- _Exercise instructions_
Please filter the data below down to the lines holding the string "kind".

[[ Data in this exercise, beginning ]]

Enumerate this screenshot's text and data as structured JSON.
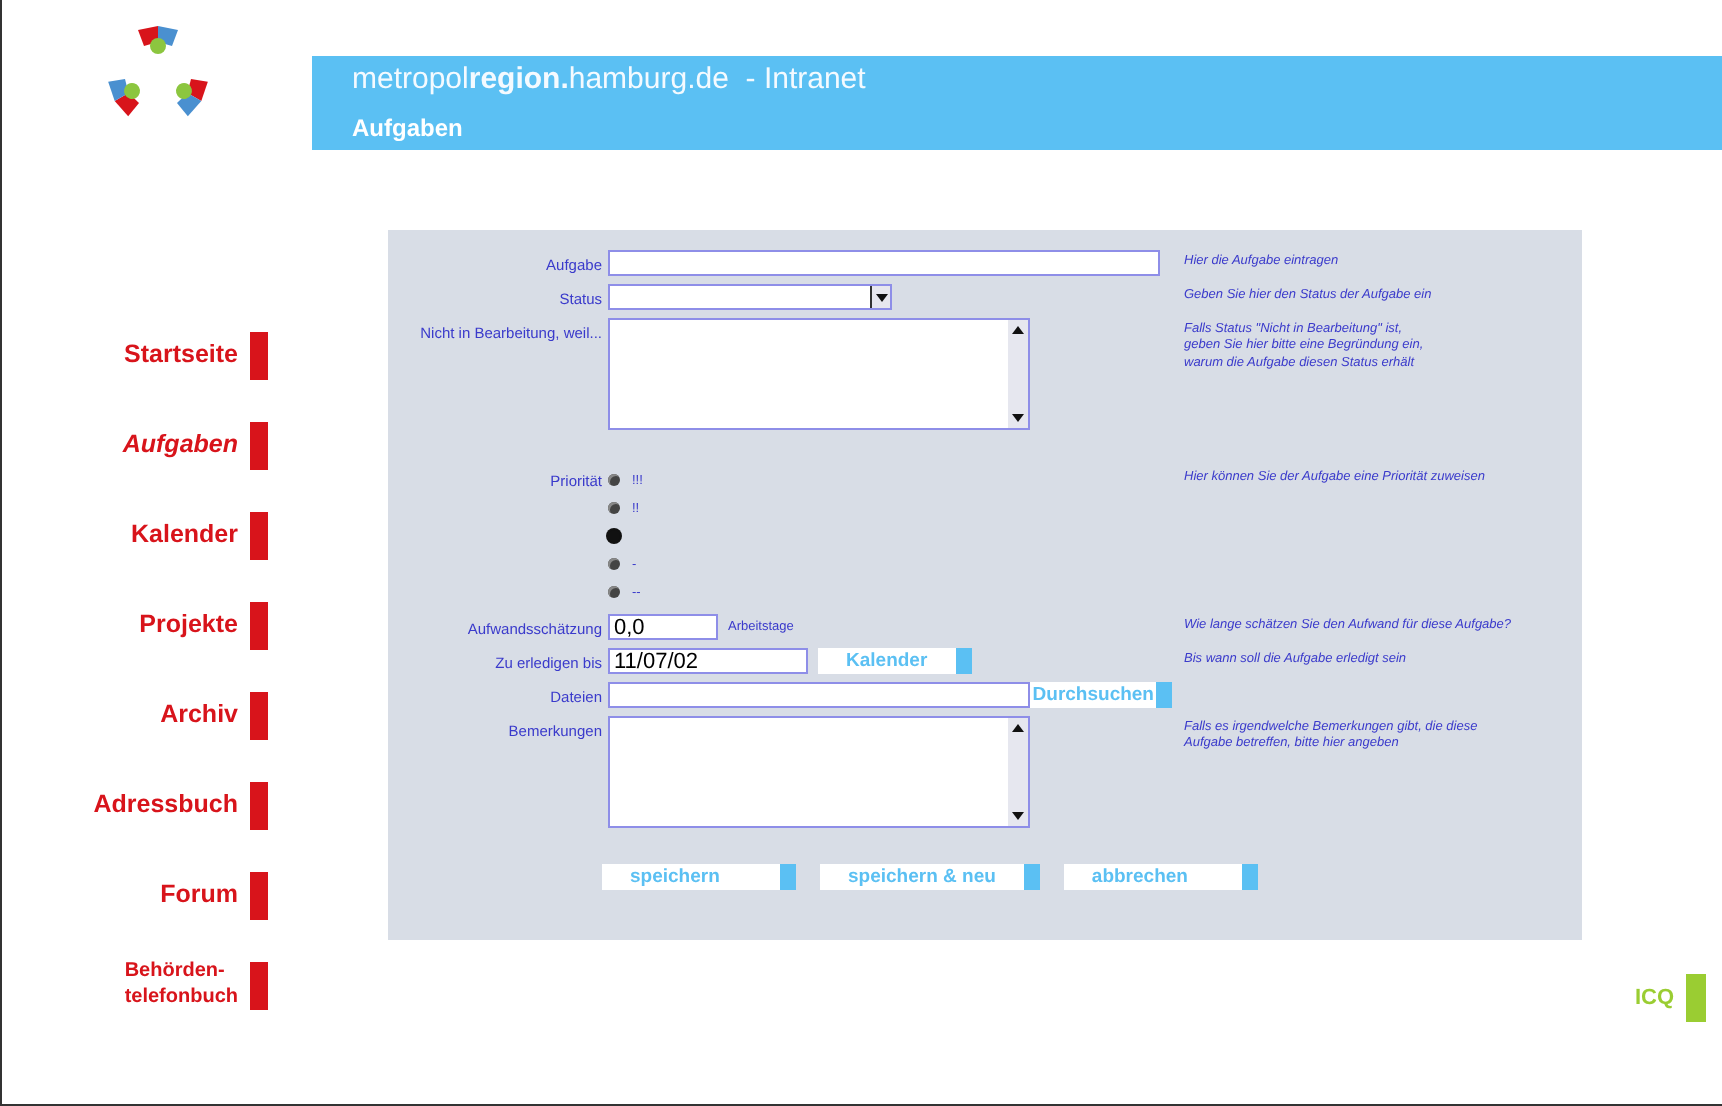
{
  "header": {
    "site_plain_1": "metropol",
    "site_bold": "region.",
    "site_plain_2": "hamburg.de",
    "site_suffix": "- Intranet",
    "section": "Aufgaben"
  },
  "nav": [
    {
      "label": "Startseite",
      "selected": false
    },
    {
      "label": "Aufgaben",
      "selected": true
    },
    {
      "label": "Kalender",
      "selected": false
    },
    {
      "label": "Projekte",
      "selected": false
    },
    {
      "label": "Archiv",
      "selected": false
    },
    {
      "label": "Adressbuch",
      "selected": false
    },
    {
      "label": "Forum",
      "selected": false
    },
    {
      "label": "Behörden-\ntelefonbuch",
      "selected": false
    }
  ],
  "form": {
    "rows": [
      {
        "kind": "text",
        "label": "Aufgabe",
        "value": "",
        "hint": "Hier die Aufgabe eintragen"
      },
      {
        "kind": "select",
        "label": "Status",
        "value": "",
        "hint": "Geben Sie hier den Status der Aufgabe ein"
      },
      {
        "kind": "textarea",
        "label": "Nicht in Bearbeitung, weil...",
        "value": "",
        "hint": "Falls Status \"Nicht in Bearbeitung\" ist,\ngeben Sie hier bitte eine Begründung ein,\nwarum die Aufgabe diesen Status erhält"
      },
      {
        "kind": "radio",
        "label": "Priorität",
        "hint": "Hier können Sie der Aufgabe eine Priorität zuweisen",
        "options": [
          {
            "label": "!!!",
            "selected": false
          },
          {
            "label": "!!",
            "selected": false
          },
          {
            "selected": true
          },
          {
            "label": "-",
            "selected": false
          },
          {
            "label": "--",
            "selected": false
          }
        ]
      },
      {
        "kind": "number",
        "label": "Aufwandsschätzung",
        "value": "0,0",
        "unit": "Arbeitstage",
        "hint": "Wie lange schätzen Sie den Aufwand für diese Aufgabe?"
      },
      {
        "kind": "date",
        "label": "Zu erledigen bis",
        "value": "11/07/02",
        "button": "Kalender",
        "hint": "Bis wann soll die Aufgabe erledigt sein"
      },
      {
        "kind": "file",
        "label": "Dateien",
        "value": "",
        "button": "Durchsuchen"
      },
      {
        "kind": "textarea",
        "label": "Bemerkungen",
        "value": "",
        "hint": "Falls es irgendwelche Bemerkungen gibt, die diese\nAufgabe betreffen, bitte hier angeben"
      }
    ],
    "buttons": [
      "speichern",
      "speichern & neu",
      "abbrechen"
    ]
  },
  "corner_link": "ICQ"
}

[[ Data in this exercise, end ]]

- _Response to the task_
        "kind": "text",
        "kind": "select",
        "kind": "textarea",
        "kind": "radio",
        "kind": "number",
        "kind": "date",
        "kind": "file",
        "kind": "textarea",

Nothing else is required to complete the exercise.